Enterprise development teams find it difficult to perform QA tests on software in short DevOps cycles where they cannot squeeze in lengthy regression tests. DevOps teams must insert automated testing approaches to resolve this predicament. “DevOps teams need to be more selective in prioritizing tests that occur at each stage of the integration to delivery pipeline,” says Marc Hornbeek, Senior Solutions Architect of DevOps, Spirent.
At each point between stages of the development lifecycle, there is an opportunity to insert the most applicable tests to determine whether the software has incurred errors. It is crucial to test early. The earlier in the development process that team members discover their errors, the sooner they can fix them, ensuring fewer error-related issues in releases. The earlier in the development lifecycle that errors occur and go unchecked, the more opportunity they have to grow and become increasingly debilitating to the software.
With best practices, DevOps shops can use the right tests in the right stages of development and achieve quality assurance without depending on large test suites that run at the end of the cycle, according to Hornbeek.
The best time to create automated tests is together with or prior to developing the code for the given software feature itself. This will enable development shops to keep pace with the speed of DevOps; the old approach of automating testing after the feature is developed has truly become ineffective, according to Hornbeek.
DevOps Targets Quality / Requires Testing
DevOps has the goal of creating better software faster. Apart from effective, continuous, automated testing at keenly selected intervals, DevOps is only faster. This would achieve only a form of dev similar to what we had before DevOps, i.e., the kind where coders believe they have done well even though operations staff sees a lack of fitness of the software for production use.

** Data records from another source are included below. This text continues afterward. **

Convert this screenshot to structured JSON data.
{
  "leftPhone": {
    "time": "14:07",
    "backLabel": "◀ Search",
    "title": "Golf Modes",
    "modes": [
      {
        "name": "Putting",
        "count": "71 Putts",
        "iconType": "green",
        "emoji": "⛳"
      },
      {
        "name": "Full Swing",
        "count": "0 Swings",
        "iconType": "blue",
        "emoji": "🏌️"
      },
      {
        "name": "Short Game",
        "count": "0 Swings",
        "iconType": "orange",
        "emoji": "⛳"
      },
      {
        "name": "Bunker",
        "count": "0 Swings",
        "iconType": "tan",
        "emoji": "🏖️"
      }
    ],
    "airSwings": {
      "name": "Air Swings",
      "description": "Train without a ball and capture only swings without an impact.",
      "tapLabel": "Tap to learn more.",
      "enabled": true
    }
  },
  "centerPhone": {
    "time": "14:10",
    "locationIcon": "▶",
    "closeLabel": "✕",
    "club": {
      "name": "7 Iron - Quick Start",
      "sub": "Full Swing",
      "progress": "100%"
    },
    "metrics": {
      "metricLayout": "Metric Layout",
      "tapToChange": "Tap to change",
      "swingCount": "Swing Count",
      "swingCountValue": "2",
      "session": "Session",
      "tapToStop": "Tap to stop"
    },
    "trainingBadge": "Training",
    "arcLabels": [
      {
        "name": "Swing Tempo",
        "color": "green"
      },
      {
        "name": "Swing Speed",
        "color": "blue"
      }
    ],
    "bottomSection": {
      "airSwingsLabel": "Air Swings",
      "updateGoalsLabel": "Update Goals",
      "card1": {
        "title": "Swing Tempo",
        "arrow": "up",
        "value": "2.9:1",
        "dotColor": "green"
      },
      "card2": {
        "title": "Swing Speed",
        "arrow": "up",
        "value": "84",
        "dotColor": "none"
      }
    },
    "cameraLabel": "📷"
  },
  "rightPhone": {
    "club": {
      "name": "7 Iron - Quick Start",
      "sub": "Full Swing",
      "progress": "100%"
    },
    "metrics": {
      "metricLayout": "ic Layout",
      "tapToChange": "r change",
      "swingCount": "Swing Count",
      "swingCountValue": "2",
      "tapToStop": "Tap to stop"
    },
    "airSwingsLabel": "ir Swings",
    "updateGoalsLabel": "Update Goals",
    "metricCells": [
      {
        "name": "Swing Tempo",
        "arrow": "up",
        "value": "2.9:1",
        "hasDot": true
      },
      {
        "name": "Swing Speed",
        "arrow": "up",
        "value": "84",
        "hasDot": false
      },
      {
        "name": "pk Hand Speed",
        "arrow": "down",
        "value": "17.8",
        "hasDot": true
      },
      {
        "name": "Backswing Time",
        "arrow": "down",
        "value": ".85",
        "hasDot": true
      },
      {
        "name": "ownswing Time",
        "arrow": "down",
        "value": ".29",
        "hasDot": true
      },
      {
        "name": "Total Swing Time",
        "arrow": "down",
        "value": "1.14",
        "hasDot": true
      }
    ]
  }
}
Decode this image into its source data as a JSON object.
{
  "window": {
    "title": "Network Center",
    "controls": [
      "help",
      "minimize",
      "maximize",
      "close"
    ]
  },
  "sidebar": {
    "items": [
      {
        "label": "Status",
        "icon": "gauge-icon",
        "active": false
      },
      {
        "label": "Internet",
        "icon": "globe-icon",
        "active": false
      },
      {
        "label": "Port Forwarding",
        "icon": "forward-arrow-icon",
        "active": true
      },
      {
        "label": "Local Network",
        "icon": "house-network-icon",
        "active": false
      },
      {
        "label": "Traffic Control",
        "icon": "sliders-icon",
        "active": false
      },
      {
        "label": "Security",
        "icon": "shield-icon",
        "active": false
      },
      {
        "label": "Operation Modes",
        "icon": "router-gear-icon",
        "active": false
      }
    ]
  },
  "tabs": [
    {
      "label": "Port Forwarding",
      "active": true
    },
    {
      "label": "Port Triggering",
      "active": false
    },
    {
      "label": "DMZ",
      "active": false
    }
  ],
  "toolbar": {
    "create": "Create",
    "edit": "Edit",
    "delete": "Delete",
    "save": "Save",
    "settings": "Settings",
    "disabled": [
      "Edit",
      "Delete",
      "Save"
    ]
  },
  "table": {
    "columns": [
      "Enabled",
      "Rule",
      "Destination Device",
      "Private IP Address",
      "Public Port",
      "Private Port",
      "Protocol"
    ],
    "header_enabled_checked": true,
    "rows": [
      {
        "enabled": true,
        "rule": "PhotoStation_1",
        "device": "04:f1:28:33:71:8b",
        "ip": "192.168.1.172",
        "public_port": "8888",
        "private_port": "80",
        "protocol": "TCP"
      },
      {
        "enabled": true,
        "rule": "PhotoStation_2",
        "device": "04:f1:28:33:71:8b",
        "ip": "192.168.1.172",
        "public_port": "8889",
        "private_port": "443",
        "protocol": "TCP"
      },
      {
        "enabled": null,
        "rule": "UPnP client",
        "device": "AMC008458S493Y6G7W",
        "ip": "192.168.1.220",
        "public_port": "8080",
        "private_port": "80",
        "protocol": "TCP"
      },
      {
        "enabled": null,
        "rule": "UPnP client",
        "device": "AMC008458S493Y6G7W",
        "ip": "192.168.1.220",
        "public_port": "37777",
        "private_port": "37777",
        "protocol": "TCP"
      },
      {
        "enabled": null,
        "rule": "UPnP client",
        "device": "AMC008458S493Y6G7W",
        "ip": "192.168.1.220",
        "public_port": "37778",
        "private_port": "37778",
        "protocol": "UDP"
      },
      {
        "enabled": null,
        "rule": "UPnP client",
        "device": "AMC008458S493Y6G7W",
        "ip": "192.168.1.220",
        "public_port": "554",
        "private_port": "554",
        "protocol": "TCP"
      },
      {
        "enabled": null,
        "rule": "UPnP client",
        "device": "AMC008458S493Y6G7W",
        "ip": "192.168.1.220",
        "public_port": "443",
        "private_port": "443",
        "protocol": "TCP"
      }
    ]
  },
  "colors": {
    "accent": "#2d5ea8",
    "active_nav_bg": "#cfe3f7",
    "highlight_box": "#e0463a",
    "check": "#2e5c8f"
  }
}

Enterprises must embed a culture of QA inside the culture of DevOps rather than separate out QA testing from DevOps using organizational silos; communicating only through inefficient bug reporting methods is no longer the state-of-the-art, let alone practical with the increasing industry expectations of DevOps.
Testing: Why Must I Be Misunderstood?
The impact of testing is often overlooked. DevOps shops that take testing for granted may not invest in or improve upon testing as testing needs change and grow. “This was true before DevOps and continues to be true with DevOps. Developers focus on feature creation, while the business leaders focus on delivery,” says Hornbeek. As a result, testing is often not a focus of DevOps.
Further, there is a common misconception that testing just the part that is done after the builds are created is all that is necessary; but enterprises must integrate continuous automated testing with DevOps throughout the development-to-delivery pipeline, according to Hornbeek.
“When testing is conducted a long time after the feature is developed, there are many inefficiencies. The developers lose context of the problem and have a harder time recreating, diagnosing, and fixing problems,” says Hornbeek. Automated continuous testing eliminates this delay, improves software, and shrinks time to quality software releases.
Slothful Testing Gone Awry
There are high-profile examples of slothful software testing where projects grew out of scope and way off target. A chief example is the original rollout of Healthcare.gov, says Hornbeek. “In another example, a network equipment manufacturer tried to implement DevOps twice without success. They finally realized that they had underestimated continuous testing,” says Hornbeek of a Spirent customer.
To prevent these kinds of outcomes, says Hornbeek, follow these best practices:
• Create automated tests as you develop the features.
• Do not accept features into the integration branch without automated tests.
• Ensure that the developer test environment is a good representation of the production environment.
• Select DevOps-ready tools that have Rest APIs.
• Test priority features so you can easily integrate them into the DevOps orchestration framework.
Follow these steps, according to Hornbeek, to incorporate automated testing for QA:
• Establish a clear leader with responsibility over the entire dev-to-deliver pipeline who is visible and will champion continuous testing.
• Assign an architect for continuous testing tools selection and to oversee the technical implementations.
• Determine best practices for Continuous Testing and decide what practices best fit the organization.
• Address the culture, roles, and responsibilities for continuous testing.
• Put some automated metrics in place, such as a goal to automate 85% of all tests.
Editors Note: I had a chance to catch up with Mark Hornbeek at the Enterprise Summit 2015. Here is my interview with Mark.